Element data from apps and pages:
-=-=-

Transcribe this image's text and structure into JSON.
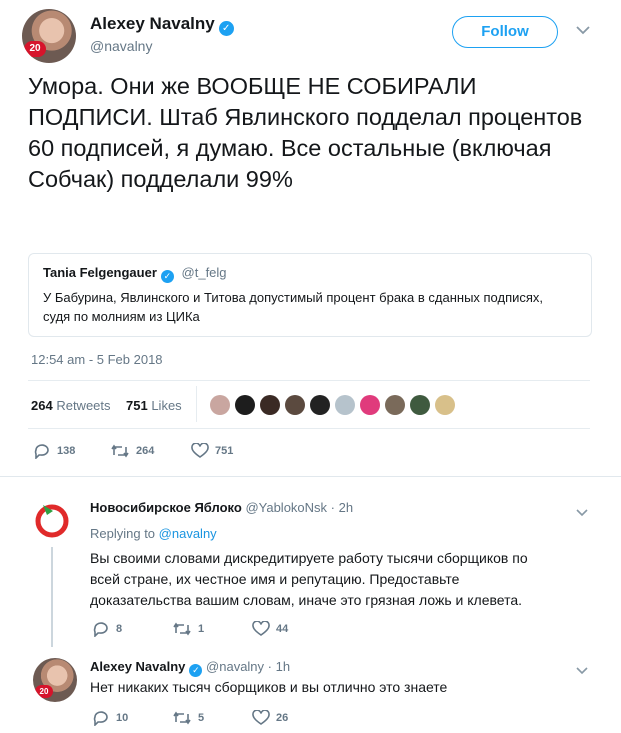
{
  "tweet": {
    "author_name": "Alexey Navalny",
    "author_handle": "@navalny",
    "avatar_badge": "20",
    "follow_label": "Follow",
    "text": "Умора. Они же ВООБЩЕ НЕ СОБИРАЛИ ПОДПИСИ. Штаб Явлинского подделал процентов 60 подписей, я думаю. Все остальные (включая Собчак) подделали 99%",
    "quote": {
      "author_name": "Tania Felgengauer",
      "author_handle": "@t_felg",
      "text": "У Бабурина, Явлинского и Титова допустимый процент брака в сданных подписях, судя по молниям из ЦИКа"
    },
    "timestamp": "12:54 am - 5 Feb 2018",
    "retweets_count": "264",
    "retweets_label": "Retweets",
    "likes_count": "751",
    "likes_label": "Likes",
    "actions": {
      "replies": "138",
      "retweets": "264",
      "likes": "751"
    }
  },
  "replies": [
    {
      "author_name": "Новосибирское Яблоко",
      "author_handle": "@YablokoNsk",
      "time": "2h",
      "replying_to_label": "Replying to",
      "replying_to_handle": "@navalny",
      "text": "Вы своими словами дискредитируете работу тысячи сборщиков по всей стране, их честное имя и репутацию. Предоставьте доказательства вашим словам, иначе это грязная ложь и клевета.",
      "replies": "8",
      "retweets": "1",
      "likes": "44"
    },
    {
      "author_name": "Alexey Navalny",
      "author_handle": "@navalny",
      "time": "1h",
      "text": "Нет никаких тысяч сборщиков и вы отлично это знаете",
      "replies": "10",
      "retweets": "5",
      "likes": "26"
    }
  ],
  "colors": {
    "accent": "#1da1f2",
    "link": "#1b95e0",
    "muted": "#657786",
    "badge_red": "#d6142b",
    "yabloko_green": "#2ea043"
  }
}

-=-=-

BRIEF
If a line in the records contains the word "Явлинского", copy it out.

FINAL ANSWER
    "text": "Умора. Они же ВООБЩЕ НЕ СОБИРАЛИ ПОДПИСИ. Штаб Явлинского подделал процентов 60 подписей, я думаю. Все остальные (включая Собчак) подделали 99%",
      "text": "У Бабурина, Явлинского и Титова допустимый процент брака в сданных подписях, судя по молниям из ЦИКа"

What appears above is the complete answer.